Business Impact A Canadian province is giving people a basic income, no strings attached—revealing both the appeal and the limitations of the idea. by Brian Bergstein June 20, 2018 Dana Bowman in her home. Fresh produce Dana Bowman, 56, expresses gratitude for fresh produce at least 10 times in the hour and a half we’re having coffee on a frigid spring day in Lindsay, Ontario. Over the many years she scraped by on government disability payments, she tended to stick to frozen vegetables. She’d also save by visiting a food bank or buying marked-down items near or past their sell-by date.But since December, Bowman has felt secure enough to buy fresh fruit and vegetables. She’s freer, she says, to “do what nanas do” for her grandchildren, like having all four of them over for turkey on Easter. Now that she can afford the transportation, she might start taking classes in social work in a nearby city. She feels happier and healthier—and, … [Read more...] about Universal basic income works—if you do it Canada-style

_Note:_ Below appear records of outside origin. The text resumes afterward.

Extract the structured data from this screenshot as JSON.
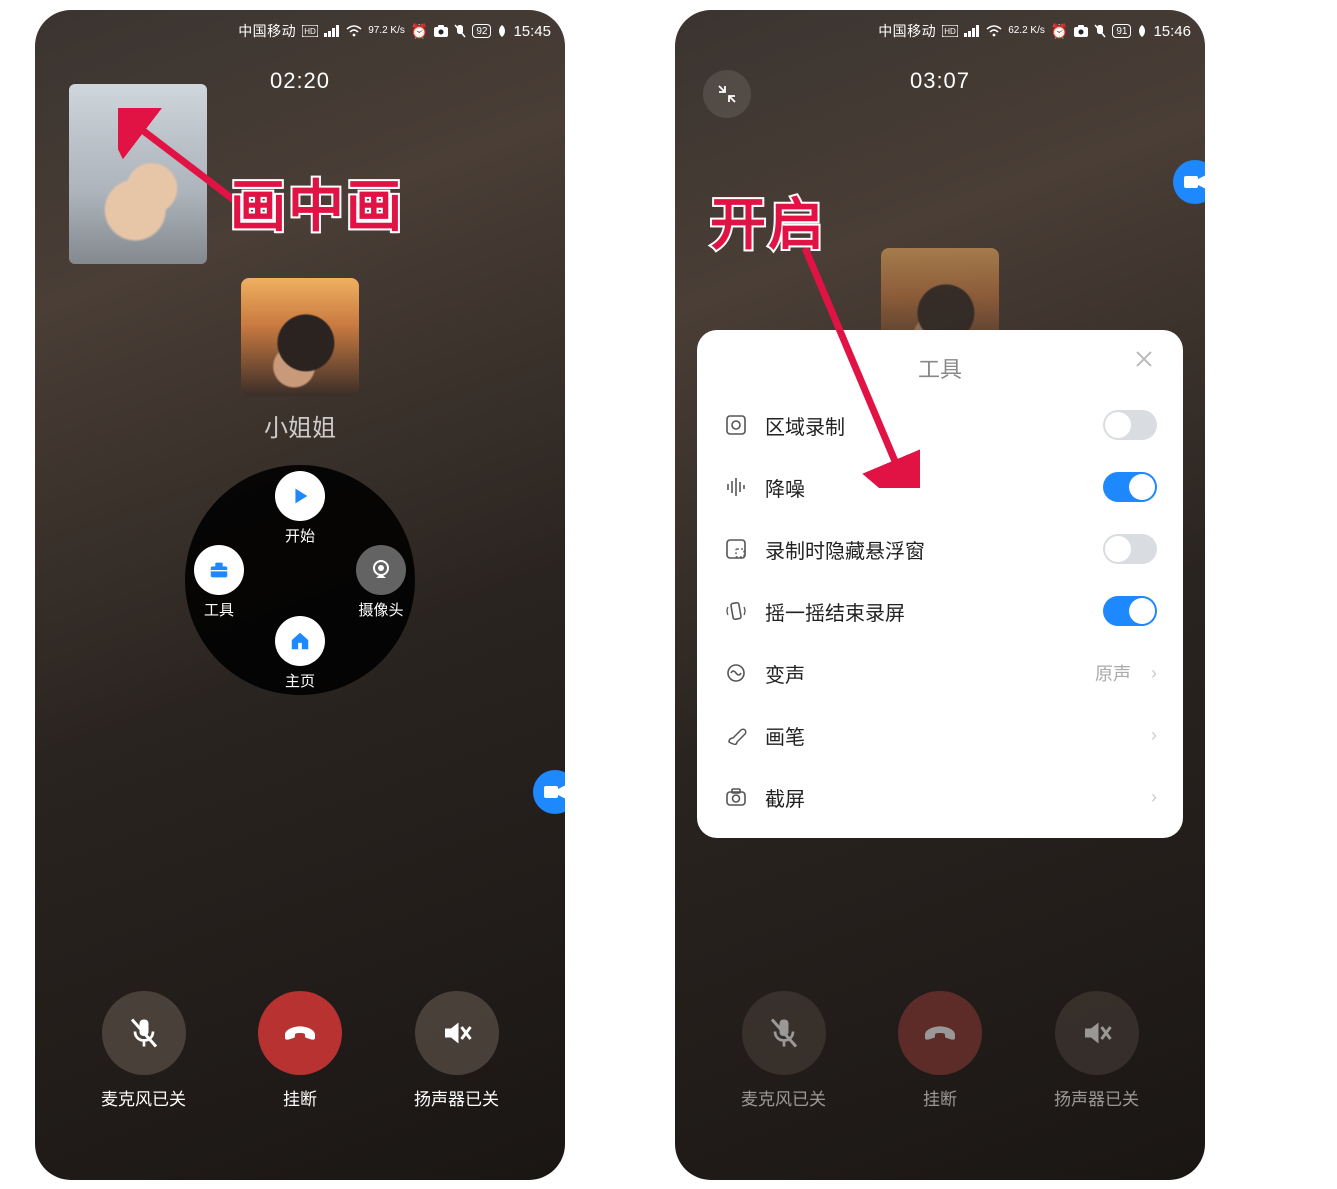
{
  "left": {
    "statusbar": {
      "carrier": "中国移动",
      "net_speed": "97.2 K/s",
      "battery": "92",
      "time": "15:45"
    },
    "call_duration": "02:20",
    "contact_name": "小姐姐",
    "radial": {
      "top": {
        "label": "开始"
      },
      "left": {
        "label": "工具"
      },
      "right": {
        "label": "摄像头"
      },
      "bottom": {
        "label": "主页"
      }
    },
    "controls": {
      "mic": "麦克风已关",
      "hangup": "挂断",
      "speaker": "扬声器已关"
    },
    "annotation": "画中画"
  },
  "right": {
    "statusbar": {
      "carrier": "中国移动",
      "net_speed": "62.2 K/s",
      "battery": "91",
      "time": "15:46"
    },
    "call_duration": "03:07",
    "panel": {
      "title": "工具",
      "rows": [
        {
          "label": "区域录制",
          "type": "toggle",
          "on": false
        },
        {
          "label": "降噪",
          "type": "toggle",
          "on": true
        },
        {
          "label": "录制时隐藏悬浮窗",
          "type": "toggle",
          "on": false
        },
        {
          "label": "摇一摇结束录屏",
          "type": "toggle",
          "on": true
        },
        {
          "label": "变声",
          "type": "link",
          "value": "原声"
        },
        {
          "label": "画笔",
          "type": "link"
        },
        {
          "label": "截屏",
          "type": "link"
        }
      ]
    },
    "controls": {
      "mic": "麦克风已关",
      "hangup": "挂断",
      "speaker": "扬声器已关"
    },
    "annotation": "开启"
  }
}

California 4 year universities
Morning yoga, evening karaoke. No, it’s not a spa vacation. Between those bookends, the ASU+GSV Summit, now in its 8th year, is fueled by nonstop mingling and convening. This is the edtech industry’s premier financial conversation, packed with more than 4,100 people and 350 CEOs. Topics ranged from early childhood to lifelong learning. Shop talk was increasingly led by international participants from Paris to Israel—and especially from China, whose global ambitions are undisguised and undeniable. Each year, the conference organizers try to broaden the conversation. Women entrepreneurs made up more than a third of the presenting companies. The Innovators of Color award was front and center. (Want to catch some highlights? Check out the GSV video archive here.) Oh, and did we mention entrepreneurs, financiers and business types? Yeah, there were plenty of them, too. The Biggest Deal of the Week… ...happened on the Sunday evening before the first day of the … [Read more...] about This Year’s ASU+GSV Summit Is Hard to Describe. Here’s Our Best Attempt.
Facebook CEO Mark Zuckerberg’s testimony to the House yesterday was a mostly bland performance, punctuated by frequent claims not to know or remember certain fundamental aspects of his own business. But he gave a curiously specific and aggressive response to a question from congressman Eliot Engel. Starting from the premise that Facebook had been “deceived” by other players in the data misuse scandal it’s embroiled in, the congressman wondered whether Facebook intends to sue Cambridge Analytica, professor Aleksandr Kogan and Cambridge University — perhaps for unauthorized access to computer networks or breach of contract? “It’s something that we’re looking into,” replied Zuckerberg. “We already took action by banning [Kogan] from the platform and we’re going to be doing a full audit to make sure he gets rid of all the data that he has as well.” But the Facebook founder also seized on the opportunity to … [Read more...] about Cambridge University hits back at Zuckerberg’s shade
Economists following the teacher protests in Oklahoma, West Virginia, Kentucky and Arizona say they saw this coming. As the costs of living, higher education, healthcare and retirement are rising, researchers studying salary trends note that the average pay for teachers has dipped. “That’s a really bad situation to be in, being asked to pay more as your pay is actually declining,” says Dr. Sylvia Allegretto, an economist at the Institute for Research on Labor and Employment at the University of California, Berkeley. “In real terms, meaning after you adjust for inflation, the average U.S. teacher today makes $30 less a week than they used to.” According to data from the National Education Association (NEA), constant pay for educators— meaning pay adjusted for the cost of living in each state as determined by the Consumer Price Index—in some states has decreased as much as 15 percent between the years 2000 through 2017. An educator living in a … [Read more...] about The Data Tells All: Teacher Salaries Have Been Declining For Years
Denis Doyle | Getty Sustainable Energy Here are the real reasons we’re not building clean energy anywhere near fast enough. by James Temple March 14, 2018 Fifteen years ago, Ken Caldeira, a senior scientist at the Carnegie Institution, calculated that the world would need to add about a nuclear power plant’s worth of clean-energy capacity every day between 2000 and 2050 to avoid catastrophic climate change. Recently, he did a quick calculation to see how we’re doing. Not well. Instead of the roughly 1,100 megawatts of carbon-free energy per day likely needed to prevent temperatures from rising more than 2 ˚C, as the 2003 Science paper by Caldeira and his colleagues found, we are adding around 151 megawatts. That’s only enough to power roughly 125,000 homes.At that rate, substantially transforming the energy system would take, not the next three decades, but nearly the next four centuries. In the meantime, … [Read more...] about At this rate, it’s going to take nearly 400 years to transform the energy system